AN urgent review is under way at Wigan Infirmary after a report revealed a staffing shortage at its accident and emergency department.
Health bosses launched the probe following a BBC investigation which wrongly claimed that Wrightington, Wigan and Leigh NHS Foundation Trust (WWL) had four more staff than was necessary to run the department.
However, bosses at Wigan Infirmary say a Freedom of Information request was misleading and that they do not have enough staff members and are currently reviewing the issue as a major priority. The BBC report claimed that one trust (Barking, Havering and Redbridge University Hospitals NHS Trust) was 129 staff short of the adequate number to run its A&E department, which critics say is impossible as it would cease to function as a department. Hospital officials say the wording of the FOI request was ambiguous and say it did not take into account that many trusts use locums, bank and agency staff to fill gaps.
Health chiefs said they are, in fact, at least four members of staff down.

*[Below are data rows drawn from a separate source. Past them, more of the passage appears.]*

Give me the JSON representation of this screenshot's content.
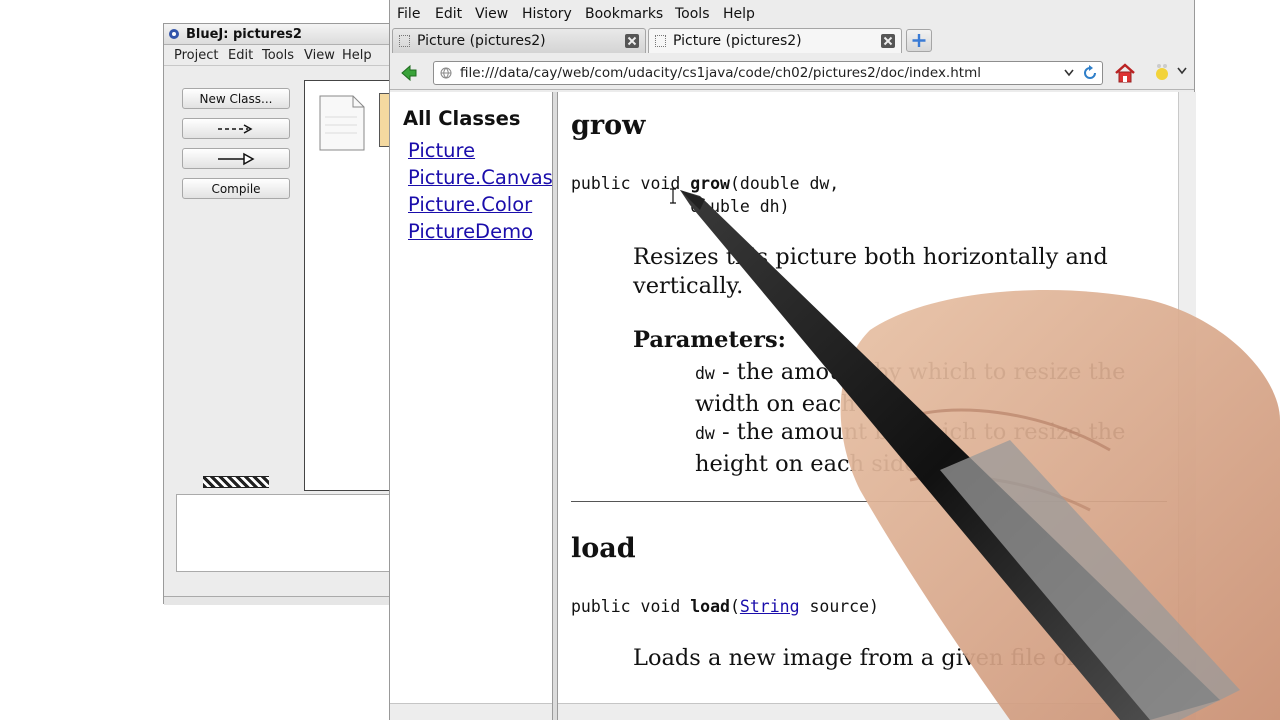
{
  "bluej": {
    "title": "BlueJ:  pictures2",
    "menu": [
      "Project",
      "Edit",
      "Tools",
      "View",
      "Help"
    ],
    "buttons": {
      "new_class": "New Class...",
      "dashed_arrow": "--->",
      "solid_arrow": "—▷",
      "compile": "Compile"
    }
  },
  "browser": {
    "menu": [
      "File",
      "Edit",
      "View",
      "History",
      "Bookmarks",
      "Tools",
      "Help"
    ],
    "tabs": [
      {
        "label": "Picture (pictures2)"
      },
      {
        "label": "Picture (pictures2)"
      }
    ],
    "url": "file:///data/cay/web/com/udacity/cs1java/code/ch02/pictures2/doc/index.html"
  },
  "left_frame": {
    "heading": "All Classes",
    "classes": [
      "Picture",
      "Picture.Canvas",
      "Picture.Color",
      "PictureDemo"
    ]
  },
  "content": {
    "grow": {
      "heading": "grow",
      "sig_prefix": "public void ",
      "sig_name": "grow",
      "sig_line1_rest": "(double dw,",
      "sig_line2": "            double dh)",
      "description": "Resizes this picture both horizontally and vertically.",
      "params_heading": "Parameters:",
      "params": [
        {
          "name": "dw",
          "text": " - the amount by which to resize the width on each side"
        },
        {
          "name": "dw",
          "text": " - the amount by which to resize the height on each side"
        }
      ]
    },
    "load": {
      "heading": "load",
      "sig_prefix": "public void ",
      "sig_name": "load",
      "sig_open": "(",
      "sig_type_link": "String",
      "sig_rest": " source)",
      "description": "Loads a new image from a given file or URL."
    }
  }
}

Fiona Noden, Director of Operations and Performance at WWL, said: “We can confirm that we actually refute the BBC table which indicates that WWL has a surplus of four staff in our accident and emergency Department.
“When we have reviewed the Freedom of Information Act response it shows that at the time of the request we actually had a shortfall of four established staff in the department.
“We are also about to embark on a staffing review in the department to ensure that we have the correct staff with the correct skills.”
The Department of Health said A&E staffing was an ongoing problem, but action was being taken.
A&E services came under extreme pressure last winter and the Government’s four-hour waiting time target was regularly breached. This was partly as a result of more patients coming through the door, but also because of problems recruiting staff.
Leigh MP and shadow health secretary Andy Burnham said cuts to council social care services had led to an increase in elderly patients turning up at to hospitals, and A&E departments had come under pressure because of difficulties with the new 111 telephone advice service and reductions in nursing jobs.
He said: “What I’m saying to the Government is they must urgently get a grip on the underlying causes of this pressure and particularly ensure that all hospitals in England have enough staff to provide safe care.”